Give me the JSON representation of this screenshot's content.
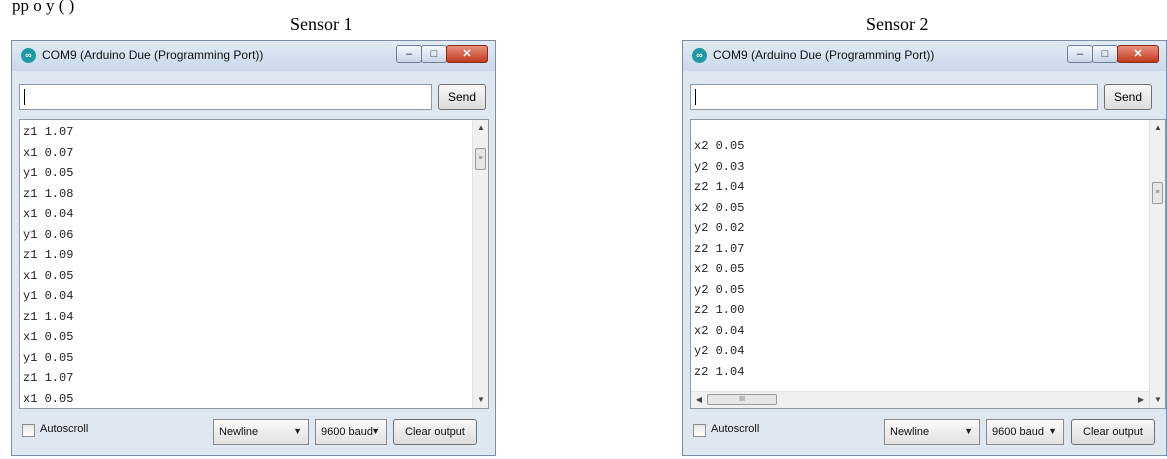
{
  "top_text": "pp    o  y (          )",
  "panels": [
    {
      "caption": "Sensor 1",
      "window_title": "COM9 (Arduino Due (Programming Port))",
      "app_icon": "infinity-icon",
      "send_label": "Send",
      "output_lines": [
        "z1 1.07",
        "x1 0.07",
        "y1 0.05",
        "z1 1.08",
        "x1 0.04",
        "y1 0.06",
        "z1 1.09",
        "x1 0.05",
        "y1 0.04",
        "z1 1.04",
        "x1 0.05",
        "y1 0.05",
        "z1 1.07",
        "x1 0.05"
      ],
      "autoscroll_label": "Autoscroll",
      "line_ending": "Newline",
      "baud_rate": "9600 baud",
      "clear_label": "Clear output"
    },
    {
      "caption": "Sensor 2",
      "window_title": "COM9 (Arduino Due (Programming Port))",
      "app_icon": "infinity-icon",
      "send_label": "Send",
      "output_lines": [
        "x2 0.05",
        "y2 0.03",
        "z2 1.04",
        "x2 0.05",
        "y2 0.02",
        "z2 1.07",
        "x2 0.05",
        "y2 0.05",
        "z2 1.00",
        "x2 0.04",
        "y2 0.04",
        "z2 1.04"
      ],
      "autoscroll_label": "Autoscroll",
      "line_ending": "Newline",
      "baud_rate": "9600 baud",
      "clear_label": "Clear output"
    }
  ],
  "colors": {
    "close_button": "#c2391f",
    "title_bar": "#d6e3f1",
    "app_icon": "#1f9aa3"
  }
}
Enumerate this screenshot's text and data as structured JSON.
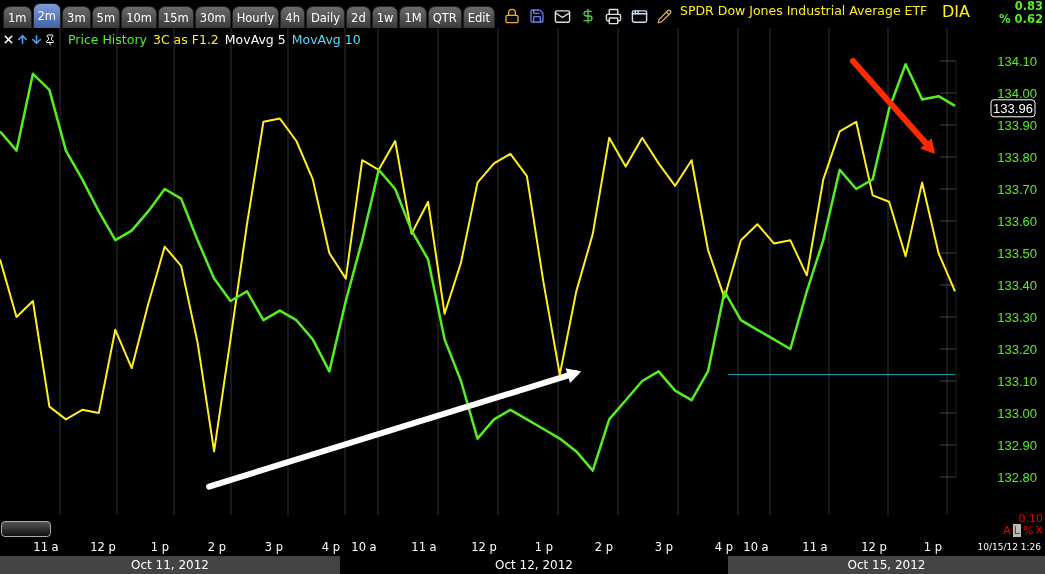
{
  "toolbar": {
    "tabs": [
      {
        "label": "1m",
        "selected": false
      },
      {
        "label": "2m",
        "selected": true
      },
      {
        "label": "3m",
        "selected": false
      },
      {
        "label": "5m",
        "selected": false
      },
      {
        "label": "10m",
        "selected": false
      },
      {
        "label": "15m",
        "selected": false
      },
      {
        "label": "30m",
        "selected": false
      },
      {
        "label": "Hourly",
        "selected": false
      },
      {
        "label": "4h",
        "selected": false
      },
      {
        "label": "Daily",
        "selected": false
      },
      {
        "label": "2d",
        "selected": false
      },
      {
        "label": "1w",
        "selected": false
      },
      {
        "label": "1M",
        "selected": false
      },
      {
        "label": "QTR",
        "selected": false
      },
      {
        "label": "Edit",
        "selected": false
      }
    ],
    "title": "SPDR Dow Jones Industrial Average ETF",
    "symbol": "DIA",
    "change": "0.83",
    "change_percent": "% 0.62"
  },
  "legend": [
    {
      "label": "MovAvg 5",
      "color": "#ffffff"
    },
    {
      "label": "MovAvg 10",
      "color": "#55ddff"
    }
  ],
  "chart": {
    "chart_data": {
      "type": "line",
      "grid": true,
      "ylim": [
        132.8,
        134.1
      ],
      "yticks": [
        {
          "value": 132.8,
          "label": "132.80"
        },
        {
          "value": 132.9,
          "label": "132.90"
        },
        {
          "value": 133.0,
          "label": "133.00"
        },
        {
          "value": 133.1,
          "label": "133.10"
        },
        {
          "value": 133.2,
          "label": "133.20"
        },
        {
          "value": 133.3,
          "label": "133.30"
        },
        {
          "value": 133.4,
          "label": "133.40"
        },
        {
          "value": 133.5,
          "label": "133.50"
        },
        {
          "value": 133.6,
          "label": "133.60"
        },
        {
          "value": 133.7,
          "label": "133.70"
        },
        {
          "value": 133.8,
          "label": "133.80"
        },
        {
          "value": 133.9,
          "label": "133.90"
        },
        {
          "value": 134.0,
          "label": "134.00"
        },
        {
          "value": 134.1,
          "label": "134.10"
        }
      ],
      "series": [
        {
          "name": "Price History",
          "color": "#55ee22",
          "values": [
            133.88,
            133.82,
            134.06,
            134.01,
            133.82,
            133.73,
            133.63,
            133.54,
            133.57,
            133.63,
            133.7,
            133.67,
            133.54,
            133.42,
            133.35,
            133.38,
            133.29,
            133.32,
            133.29,
            133.23,
            133.13,
            133.35,
            133.54,
            133.76,
            133.7,
            133.57,
            133.48,
            133.23,
            133.1,
            132.92,
            132.98,
            133.01,
            132.98,
            132.95,
            132.92,
            132.88,
            132.82,
            132.98,
            133.04,
            133.1,
            133.13,
            133.07,
            133.04,
            133.13,
            133.38,
            133.29,
            133.26,
            133.23,
            133.2,
            133.38,
            133.54,
            133.76,
            133.7,
            133.73,
            133.95,
            134.09,
            133.98,
            133.99,
            133.96
          ]
        },
        {
          "name": "3C as F1.2",
          "color": "#ffee22",
          "values": [
            133.48,
            133.3,
            133.35,
            133.02,
            132.98,
            133.01,
            133.0,
            133.26,
            133.14,
            133.34,
            133.52,
            133.46,
            133.22,
            132.88,
            133.23,
            133.59,
            133.91,
            133.92,
            133.85,
            133.73,
            133.5,
            133.42,
            133.79,
            133.76,
            133.85,
            133.56,
            133.66,
            133.31,
            133.47,
            133.72,
            133.78,
            133.81,
            133.74,
            133.41,
            133.12,
            133.38,
            133.56,
            133.86,
            133.77,
            133.86,
            133.78,
            133.71,
            133.79,
            133.51,
            133.36,
            133.54,
            133.59,
            133.53,
            133.54,
            133.43,
            133.73,
            133.88,
            133.91,
            133.68,
            133.66,
            133.49,
            133.72,
            133.5,
            133.38
          ]
        }
      ]
    },
    "last_price": "133.96"
  },
  "time_axis": {
    "days": [
      {
        "date": "Oct 11, 2012",
        "hours": [
          "11 a",
          "12 p",
          "1 p",
          "2 p",
          "3 p",
          "4 p"
        ]
      },
      {
        "date": "Oct 12, 2012",
        "hours": [
          "10 a",
          "11 a",
          "12 p",
          "1 p",
          "2 p",
          "3 p",
          "4 p"
        ]
      },
      {
        "date": "Oct 15, 2012",
        "hours": [
          "10 a",
          "11 a",
          "12 p",
          "1 p"
        ]
      }
    ],
    "scale_value": "0.10",
    "scale_buttons": [
      "A",
      "L",
      "%",
      "X"
    ],
    "timestamp": "10/15/12 1:26"
  }
}
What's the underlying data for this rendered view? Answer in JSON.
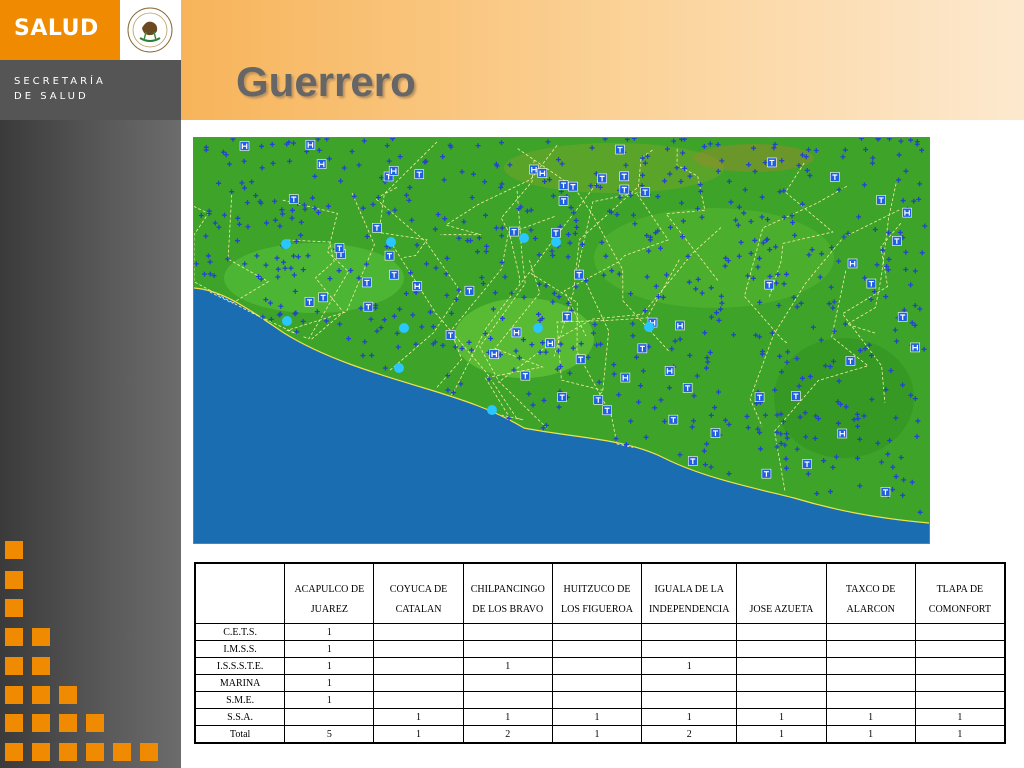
{
  "brand": {
    "salud": "SALUD",
    "secretaria_line1": "SECRETARÍA",
    "secretaria_line2": "DE SALUD",
    "accent_color": "#f08a00"
  },
  "slide": {
    "title": "Guerrero"
  },
  "map": {
    "description_icons": [
      "hospital-marker-H",
      "clinic-marker-T",
      "health-unit-cross-marker",
      "B-marker"
    ],
    "colors": {
      "land": "#3da329",
      "ocean": "#1a6db0",
      "markers": "#2a4fd0"
    }
  },
  "table": {
    "columns": [
      "",
      "ACAPULCO DE JUAREZ",
      "COYUCA DE CATALAN",
      "CHILPANCINGO DE LOS BRAVO",
      "HUITZUCO DE LOS FIGUEROA",
      "IGUALA DE LA INDEPENDENCIA",
      "JOSE AZUETA",
      "TAXCO DE ALARCON",
      "TLAPA DE COMONFORT"
    ],
    "rows": [
      {
        "label": "C.E.T.S.",
        "cells": [
          "1",
          "",
          "",
          "",
          "",
          "",
          "",
          ""
        ]
      },
      {
        "label": "I.M.S.S.",
        "cells": [
          "1",
          "",
          "",
          "",
          "",
          "",
          "",
          ""
        ]
      },
      {
        "label": "I.S.S.S.T.E.",
        "cells": [
          "1",
          "",
          "1",
          "",
          "1",
          "",
          "",
          ""
        ]
      },
      {
        "label": "MARINA",
        "cells": [
          "1",
          "",
          "",
          "",
          "",
          "",
          "",
          ""
        ]
      },
      {
        "label": "S.M.E.",
        "cells": [
          "1",
          "",
          "",
          "",
          "",
          "",
          "",
          ""
        ]
      },
      {
        "label": "S.S.A.",
        "cells": [
          "",
          "1",
          "1",
          "1",
          "1",
          "1",
          "1",
          "1"
        ]
      },
      {
        "label": "Total",
        "cells": [
          "5",
          "1",
          "2",
          "1",
          "2",
          "1",
          "1",
          "1"
        ]
      }
    ]
  }
}
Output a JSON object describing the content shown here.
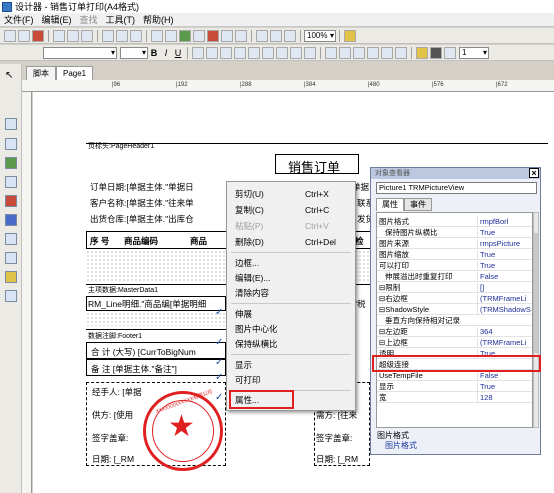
{
  "window": {
    "title": "设计器 - 销售订单打印(A4格式)"
  },
  "menu": {
    "items": [
      "文件(F)",
      "编辑(E)",
      "查找",
      "工具(T)",
      "帮助(H)"
    ]
  },
  "toolbar": {
    "zoom": "100%",
    "size": "1"
  },
  "tabs": [
    "脚本",
    "Page1"
  ],
  "ruler": {
    "marks": [
      "|96",
      "|192",
      "|288",
      "|384",
      "|480",
      "|576",
      "|672"
    ]
  },
  "report": {
    "page_header": "页标头:PageHeader1",
    "title": "销售订单",
    "fields": {
      "order_date": "订单日期:[单据主体.\"单据日",
      "customer": "客户名称:[单据主体.\"往来单",
      "warehouse": "出货仓库:[单据主体.\"出库仓",
      "r1": "单据",
      "r2": "联系",
      "r3": "发货"
    },
    "table_headers": [
      "序 号",
      "商品编码",
      "商品",
      "检"
    ],
    "master_band": "主项数据:MasterData1",
    "master_row": "RM_Line明细.\"商品编[单据明细",
    "master_tax": "\"税",
    "footer_band": "数据注脚:Footer1",
    "total": "合 计 (大写) [CurrToBigNum",
    "remark": "备 注 [单据主体.\"备注\"]",
    "handler": "经手人: [单据",
    "supplier": "供方: [使用",
    "demand": "需方: [往来",
    "sign1": "签字盖章:",
    "sign2": "签字盖章:",
    "date1": "日期: [_RM",
    "date2": "日期: [_RM",
    "stamp_text": "XXXXXXXXXXXX有限公司"
  },
  "context_menu": {
    "items": [
      {
        "label": "剪切(U)",
        "shortcut": "Ctrl+X"
      },
      {
        "label": "复制(C)",
        "shortcut": "Ctrl+C"
      },
      {
        "label": "粘贴(P)",
        "shortcut": "Ctrl+V"
      },
      {
        "label": "删除(D)",
        "shortcut": "Ctrl+Del"
      },
      {
        "label": "边框..."
      },
      {
        "label": "编辑(E)..."
      },
      {
        "label": "清除内容"
      },
      {
        "label": "伸展"
      },
      {
        "label": "图片中心化"
      },
      {
        "label": "保持纵横比"
      },
      {
        "label": "显示"
      },
      {
        "label": "可打印"
      },
      {
        "label": "属性..."
      }
    ]
  },
  "inspector": {
    "title": "对象查看器",
    "object": "Picture1    TRMPictureView",
    "tabs": [
      "属性",
      "事件"
    ],
    "rows": [
      {
        "name": "图片格式",
        "value": "rmpfBorl"
      },
      {
        "name": "保持图片纵横比",
        "value": "True"
      },
      {
        "name": "图片来源",
        "value": "rmpsPicture"
      },
      {
        "name": "图片缩放",
        "value": "True"
      },
      {
        "name": "可以打印",
        "value": "True"
      },
      {
        "name": "伸展溢出时重复打印",
        "value": "False"
      },
      {
        "name": "⊟限制",
        "value": "[]"
      },
      {
        "name": "⊟右边框",
        "value": "(TRMFrameLi"
      },
      {
        "name": "⊟ShadowStyle",
        "value": "(TRMShadowS"
      },
      {
        "name": "垂直方向保持相对记录",
        "value": ""
      },
      {
        "name": "⊟左边距",
        "value": "364"
      },
      {
        "name": "⊟上边框",
        "value": "(TRMFrameLi"
      },
      {
        "name": "透明",
        "value": "True"
      },
      {
        "name": "超级连接",
        "value": ""
      },
      {
        "name": "UseTempFile",
        "value": "False"
      },
      {
        "name": "显示",
        "value": "True"
      },
      {
        "name": "宽",
        "value": "128"
      }
    ],
    "desc_title": "图片格式",
    "desc_value": "图片格式"
  }
}
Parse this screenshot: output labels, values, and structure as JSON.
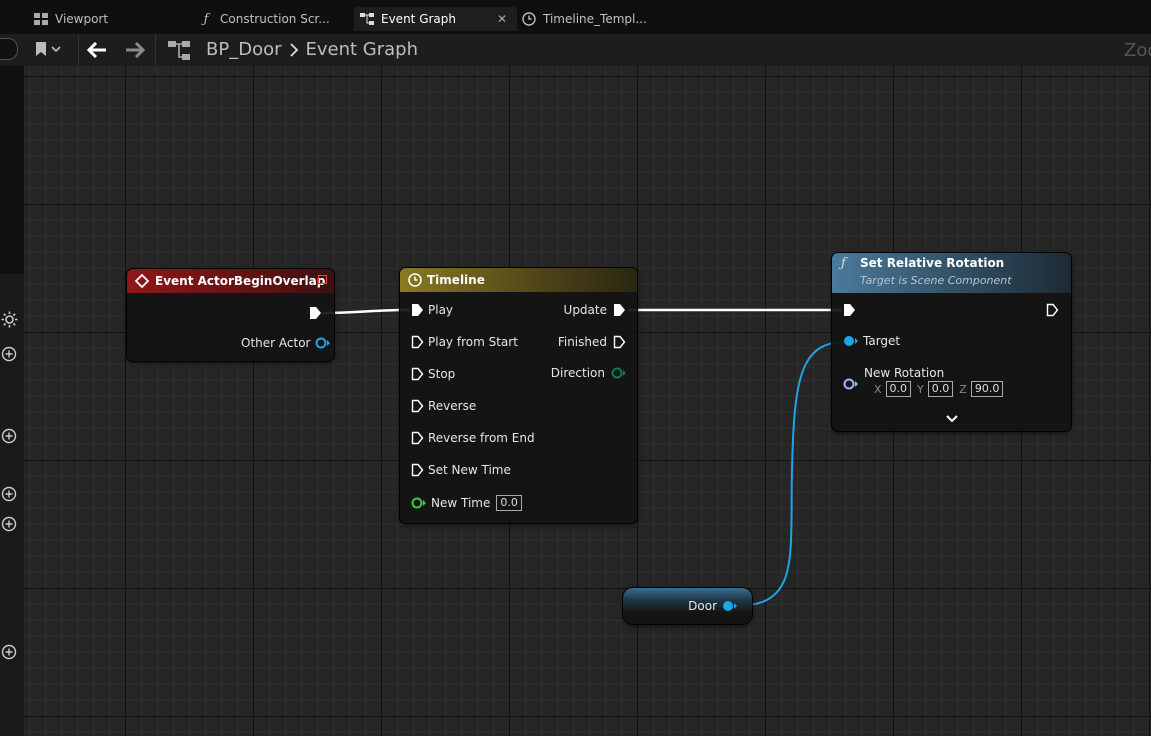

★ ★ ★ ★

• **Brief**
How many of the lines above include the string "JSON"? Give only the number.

• **Worked solution**
5